Jarvis always seems to need to work with a close collaborator – in the early days it was Dolly, then Simon Hinkler – and for the remainder of the 80s it had been Russell. Now Jarvis had moved to London, leaving the rest of the group in Sheffield, all with their own lives to live, and the position was vacant. Steve was the ideal candidate – from the scene, but not tied to it, and most importantly he knew where the raves were and what they were playing. Jarvis needed a way in to the burgeoning rave culture, and to house music, and Steve was able to provide this, and more. Though he’d been in the group a mere nine months when the album was recorded, his input into the production seems to have been greater than anyone else’s.
This House Is Condemned is, in Alan Smythe’s words, “totally automated” – a midi track with samples laid on top. In 1989 this was far from being unique, but it was still a first, for both group and producer – and the struggle to master a new set of technology lead to the track somehow sounding not quite right. Instead of this being a problem, though, it’s THIC’s greatest strength. If it had just been a house track with Russell’s vocals it would have been a whole lot less interesting than the odd genre-free beast that came out instead. Any “mistake” that worked was just kept in, including the telephone ringing at the point Russell starts to talk about the housing benefit waiting office – one of those fortuitous accidents that comes along only once in a long while.
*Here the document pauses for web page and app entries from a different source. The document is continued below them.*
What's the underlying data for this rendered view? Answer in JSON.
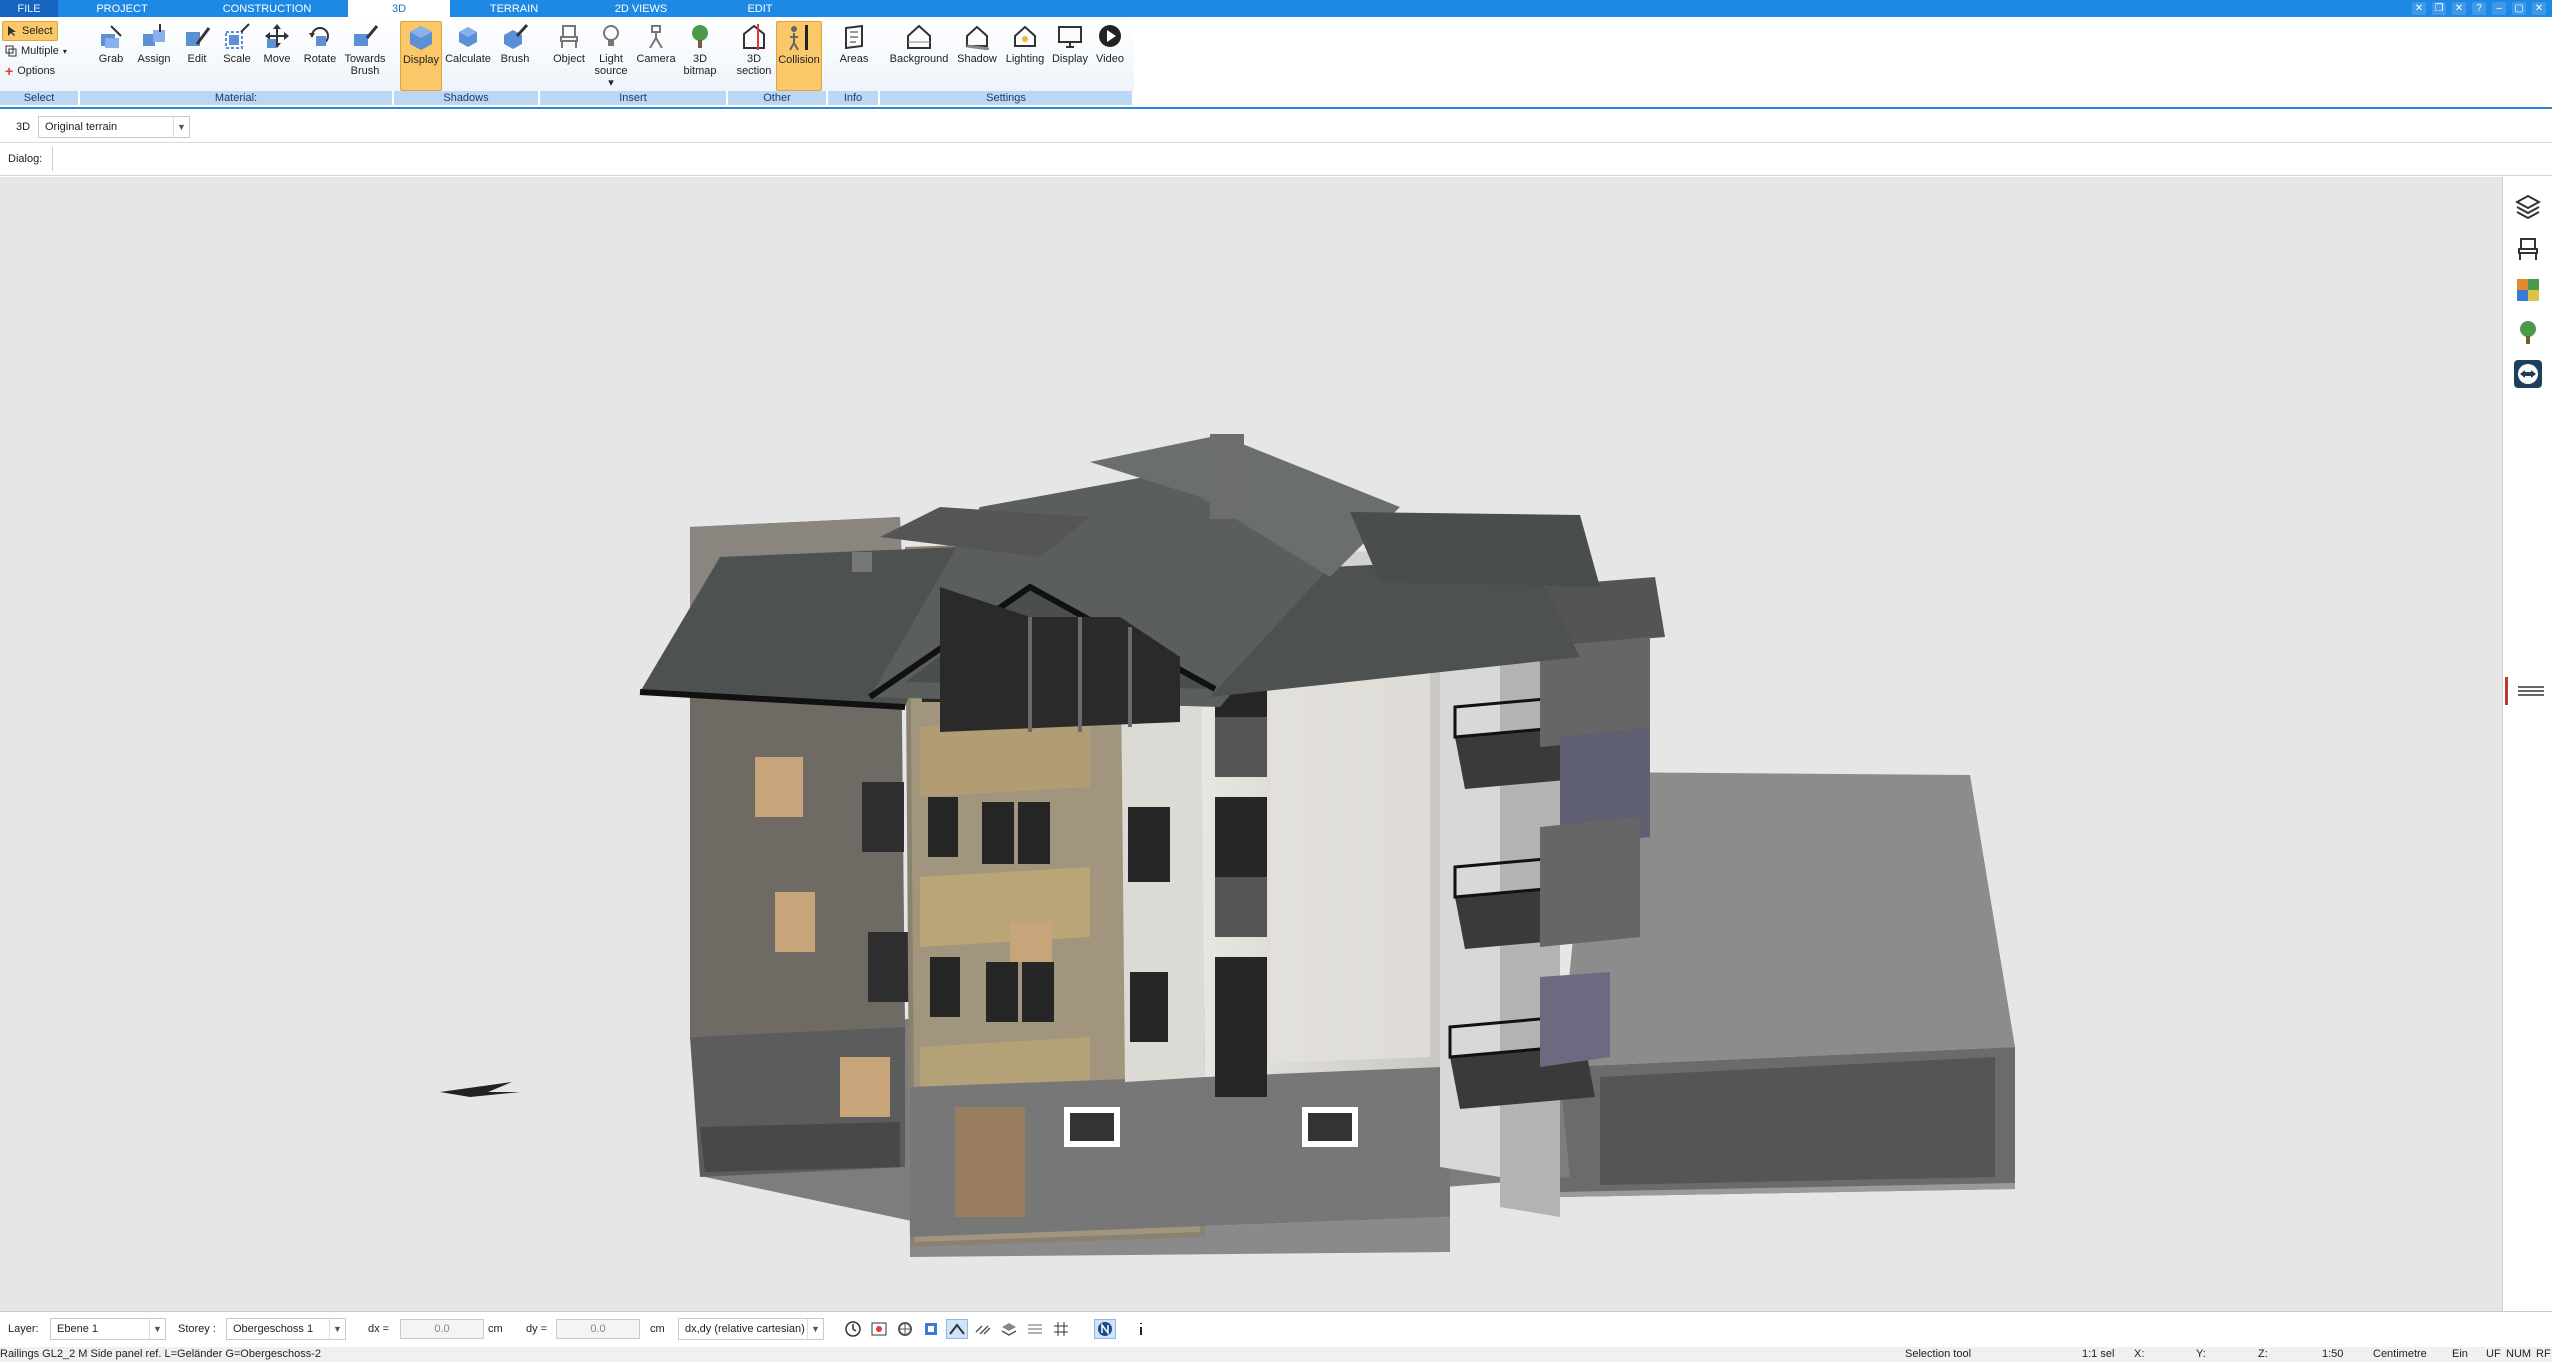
{
  "menu": {
    "tabs": [
      "FILE",
      "PROJECT",
      "CONSTRUCTION",
      "3D",
      "TERRAIN",
      "2D VIEWS",
      "EDIT"
    ],
    "active": "3D"
  },
  "ribbon": {
    "select_group": {
      "select": "Select",
      "multiple": "Multiple",
      "options": "Options"
    },
    "material": [
      {
        "label1": "Grab",
        "label2": ""
      },
      {
        "label1": "Assign",
        "label2": ""
      },
      {
        "label1": "Edit",
        "label2": ""
      },
      {
        "label1": "Scale",
        "label2": ""
      },
      {
        "label1": "Move",
        "label2": ""
      },
      {
        "label1": "Rotate",
        "label2": ""
      },
      {
        "label1": "Towards",
        "label2": "Brush"
      }
    ],
    "shadows": [
      {
        "label1": "Display",
        "label2": ""
      },
      {
        "label1": "Calculate",
        "label2": ""
      },
      {
        "label1": "Brush",
        "label2": ""
      }
    ],
    "insert": [
      {
        "label1": "Object",
        "label2": ""
      },
      {
        "label1": "Light",
        "label2": "source ▾"
      },
      {
        "label1": "Camera",
        "label2": ""
      },
      {
        "label1": "3D",
        "label2": "bitmap"
      }
    ],
    "other": [
      {
        "label1": "3D",
        "label2": "section"
      },
      {
        "label1": "Collision",
        "label2": ""
      }
    ],
    "info": [
      {
        "label1": "Areas",
        "label2": ""
      }
    ],
    "settings": [
      {
        "label1": "Background",
        "label2": ""
      },
      {
        "label1": "Shadow",
        "label2": ""
      },
      {
        "label1": "Lighting",
        "label2": ""
      },
      {
        "label1": "Display",
        "label2": ""
      },
      {
        "label1": "Video",
        "label2": ""
      }
    ],
    "groups": [
      "Select",
      "Material:",
      "Shadows",
      "Insert",
      "Other",
      "Info",
      "Settings"
    ]
  },
  "toolbar": {
    "mode_label": "3D",
    "terrain_select": "Original terrain",
    "dialog_label": "Dialog:"
  },
  "bottom": {
    "layer_label": "Layer:",
    "layer_value": "Ebene 1",
    "storey_label": "Storey :",
    "storey_value": "Obergeschoss 1",
    "dx_label": "dx =",
    "dx_value": "0.0",
    "dx_unit": "cm",
    "dy_label": "dy =",
    "dy_value": "0.0",
    "dy_unit": "cm",
    "coord_mode": "dx,dy (relative cartesian)"
  },
  "status": {
    "left": "Railings GL2_2 M Side panel ref. L=Geländer G=Obergeschoss-2",
    "tool": "Selection tool",
    "sel": "1:1 sel",
    "x": "X:",
    "y": "Y:",
    "z": "Z:",
    "scale": "1:50",
    "unit": "Centimetre",
    "ein": "Ein",
    "uf": "UF",
    "num": "NUM",
    "rf": "RF"
  },
  "colors": {
    "accent": "#1e88e5",
    "ribbon_group": "#bcd7f3",
    "selected": "#fbc869",
    "viewport_bg": "#e6e6e6"
  }
}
Success as it had been, Pulp still wanted a real house track under their name, and this wasn’t going to be it. Fortunately DJs Parrot & Wilson, responsible for the groundbreaking ‘Testone’ around the same time, were around at FON Studio, and agreed to put together a couple of remixes. The first of these is called ‘Is This House?’ – a line of the song taken as a literal challenge to define genre-boundaries. As described in ‘The Beat is The law’ the remix didn’t go down particularly well.
Jarvis – “We wanted it to be a proper full-on rave track, so we gave it to them. They did it and played it to us, and we said “yeah, it’s alright, it’s a bit jerky, isn’t it? we just wanted it to go oomph-oomph-oomph-ommph but when it came back it was more like omp….ompump-omp….omompompompoomph-oomph. You couldn’t dance to it.”
Russell – “What we’d had in mind was really ‘can you make it so people can dance to it?’ – that was our naive assumption of what they might do.”
Parrot – “I’m afraid we went off on one on it really.”
The passage of time has made the remix no easier to digest. You can see what they were aiming at, but the stuttering beats just sound like a failed experiment that simply should’ve been sent back to the drawing board, a tedious waste of eight minutes. There is one other remix, originally called ‘This House Is Condemned (remix)’ but confusingly labeled as ‘Is This House?’ on the 2012 deluxe edition* – but this is merely mediocre instead of annoying, aside from the underwater effect on Russell’s voice, another grating failed experiment left in for reasons unknown. The two remixes were included on the My Legendary Girlfrind single, where they failed to attract any attention whatsoever, and probably for the best too.
*The real ‘Is This House’ is left off entirely, indicating that the group haven’t changed their minds in the intervening decades.